Jackson Beauregard is a Research Director at a nonprofit, Rise Against Hate, and an O'Connor Scholar at The Council of State Governments. He is very interested in the correlation between substance abuse and socioeconomic status. Sequentially, Jackson recently studied abroad in Ireland, as a cultural ambassador under the Benjamin A. Gilman Scholarship, to further his understanding of this. He hopes to complete a master's thesis on how the United States can better address substance abuse in socioeconomically disadvantaged communities through the Mitchell or Fulbright scholarship. He hopes to use his research to advocate for positive and effective policies to help those suffering from addiction, who come from socioeconomically disadvantaged backgrounds.
CAS, Mathematics & Data Science
Collin Coil is an avid researcher and works on several interdisciplinary teams at American University. He has presentations and publications on a variety of research topics, including gender representation in congressional witness panels, generative artificial intelligence, and DNA digital data storage. Additionally, he is a research assistant for an international finance research project. This year, Collin was one of AU's nominees for the Goldwater Scholarship, and he was chosen as an Undergraduate Scholar by the Association for the Advancement of Artificial Intelligence. In the fall, he will apply to doctoral programs to focus on artificial intelligence. In his free time, Collin competes for the AU rowing team and serves as a member of the CAS Dean's Student Advisory Council.
CAS, Philosophy & Psychology
Catherine Hou is part of the psychology honors program and a student in the BA/MA program for Philosophy and Social Policy. They are currently working with Dr. Arthur Shapiro's lab to conduct psychological research into how illusions affect our perceptions of time and space. Their philosophical interests have focused on feminist philosophy, moral psychology, and digital ethics. They will be presenting independent research on the application of care ethics to game design this spring. They are also scheduled to present both psychological and philosophical research at the National Conference for Undergraduate Research and their research on obsession at the Central American Philosophical Association Meeting. They were the recipient of the Literature Department's 2022 Louise M. Young Memorial Prize.
CAS, Literature & American Studies
Talia Marshall is a senior whose research lies at the intersection of queer, disability, and literary studies and is especially interested in the concepts of time and language. In 2021, she received AU Summer Scholars funding to begin her project “Neuroqueer Time: Exploring Temporal Intersections.” The project has also been supported with a WGSS Department Award for Feminist Research and a Provost Award for research. This past January, Talia traveled to San Francisco to present this work at the Modern Language Association’s annual conference. She has also worked with AU's CTRL to update classroom accessibility standards, and currently enjoys being a Core Leader for an introductory literature course on desire and identity. Talia feels especially fortunate for the support she has received from Professors Aho, Marsh, Brideoake, and Christensen throughout her undergraduate career.
Abigail Martinez is a proud Chicana writer whose work is primarily inspired by past, present, and future social issues, focusing on Latine stories.
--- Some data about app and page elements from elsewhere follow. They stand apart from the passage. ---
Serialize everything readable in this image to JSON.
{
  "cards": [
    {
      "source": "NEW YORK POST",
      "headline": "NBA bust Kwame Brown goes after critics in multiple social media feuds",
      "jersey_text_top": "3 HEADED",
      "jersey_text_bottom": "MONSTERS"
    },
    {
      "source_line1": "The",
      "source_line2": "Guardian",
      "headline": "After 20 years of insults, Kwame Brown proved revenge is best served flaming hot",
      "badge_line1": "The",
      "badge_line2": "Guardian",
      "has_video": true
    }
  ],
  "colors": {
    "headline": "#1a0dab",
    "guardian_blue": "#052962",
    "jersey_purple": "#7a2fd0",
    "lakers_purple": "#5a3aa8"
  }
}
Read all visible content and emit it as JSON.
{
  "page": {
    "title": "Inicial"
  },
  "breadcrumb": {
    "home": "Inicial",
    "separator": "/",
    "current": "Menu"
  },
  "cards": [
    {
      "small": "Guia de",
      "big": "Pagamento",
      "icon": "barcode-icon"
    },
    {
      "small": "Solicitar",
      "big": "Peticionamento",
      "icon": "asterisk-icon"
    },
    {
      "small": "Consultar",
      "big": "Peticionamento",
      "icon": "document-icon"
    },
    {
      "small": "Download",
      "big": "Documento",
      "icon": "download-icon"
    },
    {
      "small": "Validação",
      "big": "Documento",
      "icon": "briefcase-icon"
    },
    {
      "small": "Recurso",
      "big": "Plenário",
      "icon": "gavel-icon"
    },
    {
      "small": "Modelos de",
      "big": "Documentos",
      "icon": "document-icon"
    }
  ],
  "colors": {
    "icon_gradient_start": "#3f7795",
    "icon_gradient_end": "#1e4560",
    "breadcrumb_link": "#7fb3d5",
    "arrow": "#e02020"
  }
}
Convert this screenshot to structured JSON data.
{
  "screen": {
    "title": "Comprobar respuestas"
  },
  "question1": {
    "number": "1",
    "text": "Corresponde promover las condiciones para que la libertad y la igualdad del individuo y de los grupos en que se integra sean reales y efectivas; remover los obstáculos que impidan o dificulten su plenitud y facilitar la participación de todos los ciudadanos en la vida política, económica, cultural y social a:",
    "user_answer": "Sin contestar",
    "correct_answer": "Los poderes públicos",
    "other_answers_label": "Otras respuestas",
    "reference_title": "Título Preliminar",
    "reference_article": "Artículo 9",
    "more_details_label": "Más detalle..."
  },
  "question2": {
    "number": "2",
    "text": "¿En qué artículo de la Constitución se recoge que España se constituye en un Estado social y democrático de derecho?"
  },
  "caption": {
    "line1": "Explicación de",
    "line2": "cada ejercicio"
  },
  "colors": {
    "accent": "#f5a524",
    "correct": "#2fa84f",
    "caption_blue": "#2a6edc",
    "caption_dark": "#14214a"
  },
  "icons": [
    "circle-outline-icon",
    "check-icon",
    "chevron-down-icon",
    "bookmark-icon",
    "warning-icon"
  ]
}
In the past, she has dedicated herself to promoting quality education and care for students within marginalized communities through volunteering in her community. She is currently studying at the University of Edinburgh in Scotland in the hopes of immersing herself in a new and fresh culture while developing and expanding her writing style and voice. For now and in the future, she hopes to continue researching and writing about social issues regarding Latine studies to highlight and bring much-deserving attention to Latine stories in the literary industry.
CAS, African American and African Diaspora Studies
Maia McCall is a Research Assistant to Dr. Orisanmi Burton, conducting work for his upcoming book. She previously conducted research with Dr. Christina Juhasz-Wood, and currently sits on the Department of Critical Race, Gender, and Cultural Studies Faculty Council as a Student Representative. Her research broadly examines our most recent epoch of Anti-Colonial insurgency and its impact on Black cultural-intellectual production. This includes Decolonial Phenomenology, Afro-Caribbean Humanism, Black Existentialism, Afro-Surrealism, Fanonian Sociogeny, and other Schools of Thought coming out of revolutionary struggles in the Caribbean, US, and West Africa. Outside of research, she is an organizer with ANSWER Coalition. After graduating, she intends on pursuing her PhD in Africana Studies with a focus on questions of Being probed by Anti-Colonial struggles in Grenada, Jamaica, and Cuba.